The two leading supermarket chains in Finland are still working out the kinks in their grocery internet and delivery services, reports Swedish-language daily Hufvudstadsbladet.
The paper reports that S-Group, which runs grocery chains like Prisma and S-Market - and Kesko, which runs K-Market chains, are still trying to find new ways for people to buy groceries.
As alternatives to walking into a brick and mortar store and wandering the aisles of grocery shelves, the companies offer two other alternatives. Customers can order items online and have them delivered or they can pre-order online and pick up the items themselves.
Both of the relatively new services incur fees, but the companies say they also save time.
It is families with children who buy groceries most via the internet the companies told the paper, with the demographic accounting for some 70 percent of all online grocery orders.
According to the head of development at S-Group Jarkko Vippola, older customers also use the service.
"The other group is a bit older, once our service is developed and becomes easier to use, there's potential in that group," Vippola told the paper.
But at this point the sales haven't amounted to much. A Kesko representative told the paper that internet-based orders account for less than one-half percent of its stores' daily sales.
The paper reports that both firms are trying out new services. Prisma stores recently nixed their home delivery in lieu of a self-pickup service, while Kesko Citymarkets have just begun testing home delivery.
Depending on location and time the price of K-Market home delivery rages from about ten to 15 euros per order. Self-pickup service at S-Group shops ranges between three to seven euros.
Officer shot by colleague in Hämeenlinna
A police officer was shot after a fellow officer's handgun went off accidentally on Sunday in Hämeenlinna, according to an STT brief in Iltalehti.
The officer who was shot did not suffer life-threatening injury, according to the prosecutor's office of eastern Uusimaa.
A preliminary investigation has begun and officials would not comment about the nature of the incident, where it took place, or the age of the officers.
District prosecutor Tarmo Tanner said that it would take several weeks before details about the incident would be released.
Elisa CEO hears back from customers
Mobile services firm Elisa's CEO Veli-Matti Mattila's comments over the weekend that he thinks average wages in Finland are too high received immediate criticism from some politicians - and now from his firm's customers, according to business paper Taloussanomat.
Mattila, in his capacity as head of the business organisation the Confederation of Finnish Industries (EK), said that compared to countries like Sweden and Germany, salaries are too high in Finland.

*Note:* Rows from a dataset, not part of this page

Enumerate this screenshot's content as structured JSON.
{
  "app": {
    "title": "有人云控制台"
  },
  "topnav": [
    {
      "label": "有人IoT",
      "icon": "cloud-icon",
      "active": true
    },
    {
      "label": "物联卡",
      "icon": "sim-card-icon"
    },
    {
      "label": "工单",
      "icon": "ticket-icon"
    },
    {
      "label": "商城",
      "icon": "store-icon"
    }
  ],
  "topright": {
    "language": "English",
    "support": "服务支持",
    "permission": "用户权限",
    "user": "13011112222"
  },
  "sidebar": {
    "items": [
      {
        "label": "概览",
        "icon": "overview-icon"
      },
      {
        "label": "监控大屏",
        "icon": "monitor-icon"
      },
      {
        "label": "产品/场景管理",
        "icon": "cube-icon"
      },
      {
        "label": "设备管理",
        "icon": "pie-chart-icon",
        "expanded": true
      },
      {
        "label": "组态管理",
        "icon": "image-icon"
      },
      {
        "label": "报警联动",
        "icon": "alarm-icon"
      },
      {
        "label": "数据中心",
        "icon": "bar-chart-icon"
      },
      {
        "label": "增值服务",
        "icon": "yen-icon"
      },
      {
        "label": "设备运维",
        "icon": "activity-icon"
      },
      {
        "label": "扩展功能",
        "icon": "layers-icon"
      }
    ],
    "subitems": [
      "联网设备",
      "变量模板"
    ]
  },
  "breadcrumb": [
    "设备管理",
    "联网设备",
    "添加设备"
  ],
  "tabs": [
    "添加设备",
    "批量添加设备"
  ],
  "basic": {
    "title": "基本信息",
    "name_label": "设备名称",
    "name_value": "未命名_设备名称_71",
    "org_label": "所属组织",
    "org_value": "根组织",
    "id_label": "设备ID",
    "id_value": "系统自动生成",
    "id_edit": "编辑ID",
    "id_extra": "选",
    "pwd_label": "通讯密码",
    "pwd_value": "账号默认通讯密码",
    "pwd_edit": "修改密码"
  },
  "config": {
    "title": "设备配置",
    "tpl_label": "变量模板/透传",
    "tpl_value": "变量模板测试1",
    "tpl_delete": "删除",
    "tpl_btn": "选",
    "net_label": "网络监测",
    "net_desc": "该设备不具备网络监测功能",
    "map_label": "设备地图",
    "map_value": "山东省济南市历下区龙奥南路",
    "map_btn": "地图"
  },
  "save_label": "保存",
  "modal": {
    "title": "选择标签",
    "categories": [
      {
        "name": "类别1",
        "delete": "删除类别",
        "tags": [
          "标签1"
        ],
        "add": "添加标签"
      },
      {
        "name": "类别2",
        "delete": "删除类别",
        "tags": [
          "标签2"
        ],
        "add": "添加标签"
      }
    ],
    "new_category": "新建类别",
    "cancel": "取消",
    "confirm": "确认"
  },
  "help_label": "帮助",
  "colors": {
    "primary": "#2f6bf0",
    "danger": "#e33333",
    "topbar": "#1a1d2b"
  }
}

He said wages should be lowered by 10 to 15 percent.
The outrage likely stems from the fact that Mattila earns some 70 times that of the average worker in Finland.
In response to his comments, some customers have threatened to switch phone companies, according to Taloussanomat.
Services chief at Elisa, Jukka Lehto said there had been "some" response to Mattila's comments from customers but only a few dozen.
Lehto said that there was more reaction visible on social media, but said there was less response via phone calls or emails directly to the company.
Mattila's comments were published in a report by Helsingin Sanomat on Saturday.